Stephanie Monty is working on a two-year project to produce ‘designer’ stoma bags, and takes her inspiration from tattoos and nice underwear.
Bowel & Cancer Research teams up with Stephanie to add style to stomas
Stephanie Monty is using her engineering design skills to come up with new stoma bags which propel the clinical pouch into the realms of fashion.
Her company, Ostique, has won a two-year £320,000 grant from the UK’s innovation agency, Innovate UK, to develop a whole range of new stoma products.
The charity Bowel & Cancer Research was a co-applicant for the Innovate grant and is leading on all aspects of patient involvement for 18 months, including testing the prototypes with volunteers before they go into production.
Stephanie, 29, was inspired to launch Ostique by her two brothers and her dad, all of whom suffer from Crohn’s disease and face the possibility of having to live with a stoma in future.
“When I looked into what having a stoma meant, I thought surely a fabric bag stuck on with adhesive can’t be all that’s out there. It really inspired me to think differently,” said Stephanie who studied Design and Engineering at Brunel University.
“Because I was immersed in the design world where we are focused on service to the customer, I thought, well, the customer is right here at home and this isn’t what my brothers would want.”
She addressed the design of stoma products in her final-year design project at Brunel in 2015 and founded her company Ostique in 2017.
The first designs of her new stoma bags were baked in her oven at home.
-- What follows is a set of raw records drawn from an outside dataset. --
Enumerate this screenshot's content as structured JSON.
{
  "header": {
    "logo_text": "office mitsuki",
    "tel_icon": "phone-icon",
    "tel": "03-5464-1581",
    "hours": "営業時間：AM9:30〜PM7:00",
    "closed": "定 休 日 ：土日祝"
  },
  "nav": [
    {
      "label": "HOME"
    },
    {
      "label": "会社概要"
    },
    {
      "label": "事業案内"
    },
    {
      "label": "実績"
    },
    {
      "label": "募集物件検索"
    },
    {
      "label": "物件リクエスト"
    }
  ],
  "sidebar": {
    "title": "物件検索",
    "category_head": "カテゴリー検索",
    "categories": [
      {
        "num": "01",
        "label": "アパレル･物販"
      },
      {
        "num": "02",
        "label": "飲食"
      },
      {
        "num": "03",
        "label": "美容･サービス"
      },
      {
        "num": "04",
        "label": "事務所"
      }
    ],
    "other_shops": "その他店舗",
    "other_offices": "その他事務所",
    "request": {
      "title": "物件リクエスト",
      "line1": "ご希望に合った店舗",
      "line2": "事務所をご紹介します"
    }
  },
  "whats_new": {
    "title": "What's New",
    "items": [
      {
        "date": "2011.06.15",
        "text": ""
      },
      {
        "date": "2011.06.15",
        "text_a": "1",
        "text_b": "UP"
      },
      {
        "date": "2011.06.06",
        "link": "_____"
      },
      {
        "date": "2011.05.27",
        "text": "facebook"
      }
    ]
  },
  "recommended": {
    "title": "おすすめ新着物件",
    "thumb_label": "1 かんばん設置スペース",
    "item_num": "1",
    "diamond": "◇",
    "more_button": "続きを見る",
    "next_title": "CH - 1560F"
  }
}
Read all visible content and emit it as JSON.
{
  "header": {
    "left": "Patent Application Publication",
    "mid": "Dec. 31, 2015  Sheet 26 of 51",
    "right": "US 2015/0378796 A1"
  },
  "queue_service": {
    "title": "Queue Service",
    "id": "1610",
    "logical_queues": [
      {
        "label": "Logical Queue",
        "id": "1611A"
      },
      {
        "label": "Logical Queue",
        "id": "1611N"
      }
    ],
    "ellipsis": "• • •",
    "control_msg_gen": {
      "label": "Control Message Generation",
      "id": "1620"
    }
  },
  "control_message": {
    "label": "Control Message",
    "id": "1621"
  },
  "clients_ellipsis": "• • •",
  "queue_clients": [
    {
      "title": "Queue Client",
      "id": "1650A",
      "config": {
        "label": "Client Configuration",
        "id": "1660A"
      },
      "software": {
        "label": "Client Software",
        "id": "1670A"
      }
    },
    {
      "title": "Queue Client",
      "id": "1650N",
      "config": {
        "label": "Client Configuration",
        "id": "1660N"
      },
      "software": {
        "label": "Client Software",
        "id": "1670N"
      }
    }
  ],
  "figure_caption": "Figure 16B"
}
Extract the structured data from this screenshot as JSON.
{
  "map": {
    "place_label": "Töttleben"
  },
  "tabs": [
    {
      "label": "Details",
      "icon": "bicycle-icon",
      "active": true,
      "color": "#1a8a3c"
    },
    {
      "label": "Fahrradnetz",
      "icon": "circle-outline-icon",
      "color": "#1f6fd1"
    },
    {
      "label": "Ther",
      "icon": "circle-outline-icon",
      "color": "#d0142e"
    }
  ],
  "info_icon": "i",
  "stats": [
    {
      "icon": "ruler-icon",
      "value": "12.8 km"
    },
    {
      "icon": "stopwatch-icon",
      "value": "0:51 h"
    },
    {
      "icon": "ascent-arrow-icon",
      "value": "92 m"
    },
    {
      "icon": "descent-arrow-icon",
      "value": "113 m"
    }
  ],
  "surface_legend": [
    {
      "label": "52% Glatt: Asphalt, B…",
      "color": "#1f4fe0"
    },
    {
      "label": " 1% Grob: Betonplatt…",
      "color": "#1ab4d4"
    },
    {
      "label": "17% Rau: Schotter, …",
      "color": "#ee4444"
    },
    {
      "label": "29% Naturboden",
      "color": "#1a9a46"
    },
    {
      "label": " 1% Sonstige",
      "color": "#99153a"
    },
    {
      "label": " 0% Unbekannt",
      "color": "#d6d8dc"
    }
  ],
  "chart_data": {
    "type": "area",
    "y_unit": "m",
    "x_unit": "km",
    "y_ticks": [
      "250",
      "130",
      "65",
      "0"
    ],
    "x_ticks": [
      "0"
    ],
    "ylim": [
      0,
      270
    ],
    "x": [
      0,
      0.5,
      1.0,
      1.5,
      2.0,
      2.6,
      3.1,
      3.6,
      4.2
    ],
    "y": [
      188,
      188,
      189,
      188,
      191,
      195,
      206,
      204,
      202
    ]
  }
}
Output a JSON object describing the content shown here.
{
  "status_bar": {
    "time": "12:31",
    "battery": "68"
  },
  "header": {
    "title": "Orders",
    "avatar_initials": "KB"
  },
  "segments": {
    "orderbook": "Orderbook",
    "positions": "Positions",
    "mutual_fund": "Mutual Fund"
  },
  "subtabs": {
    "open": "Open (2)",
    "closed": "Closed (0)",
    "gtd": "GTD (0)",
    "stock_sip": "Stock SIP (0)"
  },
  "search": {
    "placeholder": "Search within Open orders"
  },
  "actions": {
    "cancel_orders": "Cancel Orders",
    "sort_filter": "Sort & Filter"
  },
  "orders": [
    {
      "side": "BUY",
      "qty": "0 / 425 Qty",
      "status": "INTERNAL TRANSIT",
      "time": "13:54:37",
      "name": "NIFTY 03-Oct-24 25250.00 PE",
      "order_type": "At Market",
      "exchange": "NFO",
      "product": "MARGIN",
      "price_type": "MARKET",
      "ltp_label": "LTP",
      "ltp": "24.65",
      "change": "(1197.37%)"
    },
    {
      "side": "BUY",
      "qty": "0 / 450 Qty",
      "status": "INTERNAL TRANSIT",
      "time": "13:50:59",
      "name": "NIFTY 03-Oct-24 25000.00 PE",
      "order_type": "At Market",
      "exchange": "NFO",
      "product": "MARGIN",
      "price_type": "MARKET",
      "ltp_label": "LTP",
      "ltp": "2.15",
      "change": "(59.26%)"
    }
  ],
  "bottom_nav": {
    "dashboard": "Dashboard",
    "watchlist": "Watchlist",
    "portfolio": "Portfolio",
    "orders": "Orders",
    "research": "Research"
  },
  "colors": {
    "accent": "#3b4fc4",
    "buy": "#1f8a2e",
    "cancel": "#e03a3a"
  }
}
She is now working with the Cambridge Design Partnership.
Stephanie and her team have come up with a working prototype (minimum viable product), made of silicone. The many designs vary in style, colour and shape. They use innovative adhesives to reduce skin inflammation. They include embossed stoma covers which can be matched to the wearer’s skin.
“I took my inspiration from nice underwear and tattoo artwork,” said Stephanie. “The aim was to come up with a product which isn’t an embarrassment. It can be worn for up to six hours for swimming, on the beach, in the gym or during intimacy. It must be sweat-proof, waterproof, leak-proof and even sun-cream-proof.
“I’m not saying that other products out there are bad. There are, however, unmet patient needs and I believe that, with this project, we can come up with something revolutionary.”
There are an estimated 200,000 ostomates in the UK. Many have had surgery for bowel cancer and other bowel disorders such as Crohn’s Disease and ulcerative colitis.
“The depression, anxiety and isolation experienced by many ostomates is very real – going to the beach and baring all is something which many don’t do,” said Stephanie. She expects her new stomas products to be available in 2022.
PPI Lead at Bowel & Cancer Research, Lesley Booth – an ostomate herself – is delighted that the charity is involved in the project.
“Our unique position of supporting bowel-related research means that we are able to tailor the PPI to help the development team and do our bit to make sure that the end product is as good for ostomates as it can possibly be.”
Stephanie received mentoring from the University of Birmingham’s business incubator the BizzInn. Whilst at the BizzInn, she was introduced to the ERDF-funded Medical Device Testing and Evaluation Centre (MD-TEC) and the NIHR Trauma Management MIC, both based at University Hospitals Birmingham NHS Foundation Trust, which will provide support for the testing and commercialisation of the product.